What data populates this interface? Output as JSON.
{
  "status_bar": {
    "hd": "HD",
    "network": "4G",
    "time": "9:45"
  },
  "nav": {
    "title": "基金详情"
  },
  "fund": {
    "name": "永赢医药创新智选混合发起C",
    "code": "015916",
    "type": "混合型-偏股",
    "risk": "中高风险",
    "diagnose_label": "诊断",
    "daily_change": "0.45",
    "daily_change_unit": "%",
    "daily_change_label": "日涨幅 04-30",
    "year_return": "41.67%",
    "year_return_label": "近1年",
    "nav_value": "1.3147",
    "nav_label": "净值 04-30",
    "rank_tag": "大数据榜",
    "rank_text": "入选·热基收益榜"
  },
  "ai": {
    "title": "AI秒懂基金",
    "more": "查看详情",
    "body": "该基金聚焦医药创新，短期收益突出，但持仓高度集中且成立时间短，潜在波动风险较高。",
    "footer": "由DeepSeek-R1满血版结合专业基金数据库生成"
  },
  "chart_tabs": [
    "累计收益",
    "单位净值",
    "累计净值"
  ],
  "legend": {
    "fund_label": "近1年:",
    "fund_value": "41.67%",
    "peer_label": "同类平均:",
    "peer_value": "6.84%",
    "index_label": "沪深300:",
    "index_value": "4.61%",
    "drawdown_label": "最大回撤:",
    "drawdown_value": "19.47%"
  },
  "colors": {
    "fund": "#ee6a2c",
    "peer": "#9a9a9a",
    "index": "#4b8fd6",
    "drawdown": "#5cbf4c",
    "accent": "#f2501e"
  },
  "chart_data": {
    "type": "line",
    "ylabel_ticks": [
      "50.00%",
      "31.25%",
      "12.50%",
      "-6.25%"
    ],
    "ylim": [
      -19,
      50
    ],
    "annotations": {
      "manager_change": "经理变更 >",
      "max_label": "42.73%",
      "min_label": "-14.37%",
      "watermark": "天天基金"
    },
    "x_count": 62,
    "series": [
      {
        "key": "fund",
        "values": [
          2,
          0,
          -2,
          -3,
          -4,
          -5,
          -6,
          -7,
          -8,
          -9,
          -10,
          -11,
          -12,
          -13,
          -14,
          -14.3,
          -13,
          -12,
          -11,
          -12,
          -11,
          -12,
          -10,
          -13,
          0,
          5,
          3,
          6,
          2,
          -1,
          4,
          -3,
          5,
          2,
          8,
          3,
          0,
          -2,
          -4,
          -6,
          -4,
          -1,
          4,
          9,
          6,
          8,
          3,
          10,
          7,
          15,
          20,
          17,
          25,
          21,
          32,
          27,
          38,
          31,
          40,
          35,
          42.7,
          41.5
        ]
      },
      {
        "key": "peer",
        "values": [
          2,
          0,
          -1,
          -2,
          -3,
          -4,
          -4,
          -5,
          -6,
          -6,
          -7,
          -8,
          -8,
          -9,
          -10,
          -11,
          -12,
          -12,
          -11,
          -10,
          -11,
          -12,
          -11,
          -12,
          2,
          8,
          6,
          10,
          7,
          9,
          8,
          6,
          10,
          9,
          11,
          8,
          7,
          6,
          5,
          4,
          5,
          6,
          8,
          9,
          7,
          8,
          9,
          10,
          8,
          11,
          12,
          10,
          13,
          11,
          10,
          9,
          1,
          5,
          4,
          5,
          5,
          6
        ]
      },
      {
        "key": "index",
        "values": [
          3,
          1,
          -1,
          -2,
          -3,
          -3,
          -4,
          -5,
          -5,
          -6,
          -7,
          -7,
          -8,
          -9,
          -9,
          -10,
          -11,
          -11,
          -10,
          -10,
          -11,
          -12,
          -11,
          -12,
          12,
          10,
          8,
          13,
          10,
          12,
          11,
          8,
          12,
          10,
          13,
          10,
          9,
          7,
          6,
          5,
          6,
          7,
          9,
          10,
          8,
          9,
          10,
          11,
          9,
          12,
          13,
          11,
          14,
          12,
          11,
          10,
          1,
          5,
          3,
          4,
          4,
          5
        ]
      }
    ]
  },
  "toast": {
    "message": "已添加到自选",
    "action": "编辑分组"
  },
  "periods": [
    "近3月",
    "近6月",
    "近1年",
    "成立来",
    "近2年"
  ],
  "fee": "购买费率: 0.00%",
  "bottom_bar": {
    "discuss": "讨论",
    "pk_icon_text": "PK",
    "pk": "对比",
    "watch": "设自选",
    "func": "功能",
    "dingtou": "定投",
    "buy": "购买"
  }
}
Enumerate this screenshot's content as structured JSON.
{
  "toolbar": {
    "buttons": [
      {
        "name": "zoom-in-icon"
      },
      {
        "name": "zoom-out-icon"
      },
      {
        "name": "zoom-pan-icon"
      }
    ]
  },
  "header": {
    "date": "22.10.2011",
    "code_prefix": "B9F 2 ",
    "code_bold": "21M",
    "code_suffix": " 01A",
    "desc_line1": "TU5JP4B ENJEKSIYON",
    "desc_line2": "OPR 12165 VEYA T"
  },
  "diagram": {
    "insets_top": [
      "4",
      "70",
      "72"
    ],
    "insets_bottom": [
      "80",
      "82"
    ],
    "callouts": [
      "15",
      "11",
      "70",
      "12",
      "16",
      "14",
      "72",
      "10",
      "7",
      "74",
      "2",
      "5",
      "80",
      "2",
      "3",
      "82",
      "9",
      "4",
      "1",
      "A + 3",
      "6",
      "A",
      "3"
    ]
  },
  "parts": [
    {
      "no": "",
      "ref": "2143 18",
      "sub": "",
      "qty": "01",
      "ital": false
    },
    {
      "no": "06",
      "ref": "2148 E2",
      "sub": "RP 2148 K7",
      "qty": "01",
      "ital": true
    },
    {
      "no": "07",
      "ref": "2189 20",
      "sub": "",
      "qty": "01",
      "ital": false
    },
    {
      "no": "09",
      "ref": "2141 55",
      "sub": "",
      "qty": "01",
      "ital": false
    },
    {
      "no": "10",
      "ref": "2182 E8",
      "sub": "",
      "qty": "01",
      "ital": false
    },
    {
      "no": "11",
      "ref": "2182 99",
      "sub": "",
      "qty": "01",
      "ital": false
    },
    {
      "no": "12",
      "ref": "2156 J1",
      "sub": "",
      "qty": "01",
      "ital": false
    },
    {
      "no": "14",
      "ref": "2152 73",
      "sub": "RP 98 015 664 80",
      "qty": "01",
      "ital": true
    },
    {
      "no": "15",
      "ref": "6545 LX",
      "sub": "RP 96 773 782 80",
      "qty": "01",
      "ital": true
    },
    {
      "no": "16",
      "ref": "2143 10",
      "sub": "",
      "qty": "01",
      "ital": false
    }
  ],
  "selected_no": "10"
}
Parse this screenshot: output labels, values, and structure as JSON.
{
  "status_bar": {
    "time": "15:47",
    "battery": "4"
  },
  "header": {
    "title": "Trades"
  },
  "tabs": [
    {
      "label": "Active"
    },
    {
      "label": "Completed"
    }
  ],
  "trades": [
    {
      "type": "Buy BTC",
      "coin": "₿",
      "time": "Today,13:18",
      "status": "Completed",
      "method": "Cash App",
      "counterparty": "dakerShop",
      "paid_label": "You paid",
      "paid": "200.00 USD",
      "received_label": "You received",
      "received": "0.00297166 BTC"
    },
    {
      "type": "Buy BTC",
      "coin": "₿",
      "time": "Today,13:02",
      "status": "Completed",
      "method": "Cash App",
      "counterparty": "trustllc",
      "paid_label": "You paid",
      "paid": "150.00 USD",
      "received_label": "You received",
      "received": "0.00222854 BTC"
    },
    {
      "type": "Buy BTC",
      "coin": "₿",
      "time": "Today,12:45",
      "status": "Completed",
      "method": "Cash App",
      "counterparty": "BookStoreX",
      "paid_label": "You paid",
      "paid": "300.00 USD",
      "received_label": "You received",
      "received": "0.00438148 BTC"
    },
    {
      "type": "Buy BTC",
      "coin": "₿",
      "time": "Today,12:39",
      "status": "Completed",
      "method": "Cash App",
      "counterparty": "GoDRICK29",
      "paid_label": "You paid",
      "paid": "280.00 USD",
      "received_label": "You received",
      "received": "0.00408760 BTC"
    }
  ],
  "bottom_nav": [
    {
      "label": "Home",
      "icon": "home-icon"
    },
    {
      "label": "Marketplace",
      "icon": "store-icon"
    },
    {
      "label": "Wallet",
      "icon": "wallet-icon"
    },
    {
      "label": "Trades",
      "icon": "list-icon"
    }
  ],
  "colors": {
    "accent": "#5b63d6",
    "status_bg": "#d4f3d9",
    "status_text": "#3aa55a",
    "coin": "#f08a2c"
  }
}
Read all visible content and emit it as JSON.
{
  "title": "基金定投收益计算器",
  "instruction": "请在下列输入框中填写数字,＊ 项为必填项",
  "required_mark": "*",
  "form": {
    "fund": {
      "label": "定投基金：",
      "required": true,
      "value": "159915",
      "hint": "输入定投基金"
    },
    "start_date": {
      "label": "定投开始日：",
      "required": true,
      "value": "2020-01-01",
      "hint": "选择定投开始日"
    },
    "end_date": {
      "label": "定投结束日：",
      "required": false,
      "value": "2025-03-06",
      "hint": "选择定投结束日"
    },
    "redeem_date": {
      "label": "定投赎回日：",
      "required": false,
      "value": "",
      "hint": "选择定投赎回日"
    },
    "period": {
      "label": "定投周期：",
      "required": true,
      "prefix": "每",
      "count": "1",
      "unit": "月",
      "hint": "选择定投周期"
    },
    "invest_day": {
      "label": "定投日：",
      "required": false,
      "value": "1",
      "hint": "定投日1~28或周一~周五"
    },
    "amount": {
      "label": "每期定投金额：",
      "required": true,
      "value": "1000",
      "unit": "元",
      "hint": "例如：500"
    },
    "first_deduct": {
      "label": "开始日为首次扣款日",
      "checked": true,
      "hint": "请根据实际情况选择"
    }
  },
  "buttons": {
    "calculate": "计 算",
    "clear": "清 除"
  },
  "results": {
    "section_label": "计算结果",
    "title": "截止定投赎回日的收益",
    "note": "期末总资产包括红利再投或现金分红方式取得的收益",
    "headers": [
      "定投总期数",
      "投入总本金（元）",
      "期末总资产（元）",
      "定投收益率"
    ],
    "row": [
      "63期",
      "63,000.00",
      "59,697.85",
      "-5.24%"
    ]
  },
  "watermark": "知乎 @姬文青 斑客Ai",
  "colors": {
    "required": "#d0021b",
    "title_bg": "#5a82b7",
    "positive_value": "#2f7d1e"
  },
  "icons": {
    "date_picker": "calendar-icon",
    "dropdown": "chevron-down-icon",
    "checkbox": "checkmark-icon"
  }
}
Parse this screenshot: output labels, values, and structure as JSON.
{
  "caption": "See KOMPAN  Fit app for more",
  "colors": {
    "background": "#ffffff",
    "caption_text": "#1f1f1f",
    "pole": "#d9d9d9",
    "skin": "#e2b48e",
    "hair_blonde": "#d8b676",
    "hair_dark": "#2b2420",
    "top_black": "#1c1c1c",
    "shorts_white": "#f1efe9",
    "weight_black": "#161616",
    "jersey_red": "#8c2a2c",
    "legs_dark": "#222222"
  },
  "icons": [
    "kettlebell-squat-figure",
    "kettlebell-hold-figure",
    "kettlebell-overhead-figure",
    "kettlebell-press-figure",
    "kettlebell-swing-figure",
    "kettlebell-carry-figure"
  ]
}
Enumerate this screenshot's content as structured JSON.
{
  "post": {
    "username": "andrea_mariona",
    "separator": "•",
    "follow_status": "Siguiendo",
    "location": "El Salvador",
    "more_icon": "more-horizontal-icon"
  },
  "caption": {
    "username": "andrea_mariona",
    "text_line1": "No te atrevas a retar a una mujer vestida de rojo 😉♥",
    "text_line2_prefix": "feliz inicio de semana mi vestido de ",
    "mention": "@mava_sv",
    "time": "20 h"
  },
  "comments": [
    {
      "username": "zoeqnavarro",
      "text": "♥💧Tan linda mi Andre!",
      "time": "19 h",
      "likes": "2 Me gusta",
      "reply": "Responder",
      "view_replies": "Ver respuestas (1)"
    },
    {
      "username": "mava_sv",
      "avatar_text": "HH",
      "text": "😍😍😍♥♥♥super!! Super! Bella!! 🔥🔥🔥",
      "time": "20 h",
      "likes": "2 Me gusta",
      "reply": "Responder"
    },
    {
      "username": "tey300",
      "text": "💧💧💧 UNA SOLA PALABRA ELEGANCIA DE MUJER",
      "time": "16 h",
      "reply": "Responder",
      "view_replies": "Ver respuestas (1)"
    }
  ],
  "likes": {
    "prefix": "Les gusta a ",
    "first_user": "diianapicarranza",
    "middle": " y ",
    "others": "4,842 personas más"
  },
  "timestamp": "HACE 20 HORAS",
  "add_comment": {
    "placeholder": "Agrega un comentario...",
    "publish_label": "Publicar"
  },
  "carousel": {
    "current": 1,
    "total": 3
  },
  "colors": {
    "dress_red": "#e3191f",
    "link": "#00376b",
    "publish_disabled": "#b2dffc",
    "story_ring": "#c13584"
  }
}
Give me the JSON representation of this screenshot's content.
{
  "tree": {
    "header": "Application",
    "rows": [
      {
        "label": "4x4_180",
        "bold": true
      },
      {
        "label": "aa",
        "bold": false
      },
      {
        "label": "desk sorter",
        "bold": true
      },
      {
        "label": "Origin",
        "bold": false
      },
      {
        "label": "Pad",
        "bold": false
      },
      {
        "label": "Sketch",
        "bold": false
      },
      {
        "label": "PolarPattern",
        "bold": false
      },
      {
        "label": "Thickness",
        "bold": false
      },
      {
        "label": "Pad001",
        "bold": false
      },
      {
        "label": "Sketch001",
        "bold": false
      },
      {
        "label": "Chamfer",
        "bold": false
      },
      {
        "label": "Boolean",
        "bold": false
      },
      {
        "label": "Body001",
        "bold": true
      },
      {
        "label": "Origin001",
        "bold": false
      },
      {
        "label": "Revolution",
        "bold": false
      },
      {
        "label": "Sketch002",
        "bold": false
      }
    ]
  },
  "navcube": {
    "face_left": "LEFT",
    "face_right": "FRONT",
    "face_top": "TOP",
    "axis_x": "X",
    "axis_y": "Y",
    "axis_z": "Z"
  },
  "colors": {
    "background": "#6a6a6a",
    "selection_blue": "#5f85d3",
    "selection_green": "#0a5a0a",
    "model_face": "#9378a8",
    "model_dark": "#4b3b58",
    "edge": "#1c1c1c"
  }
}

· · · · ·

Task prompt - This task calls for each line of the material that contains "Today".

Final answer -
      "time": "Today,13:18",
      "time": "Today,13:02",
      "time": "Today,12:45",
      "time": "Today,12:39",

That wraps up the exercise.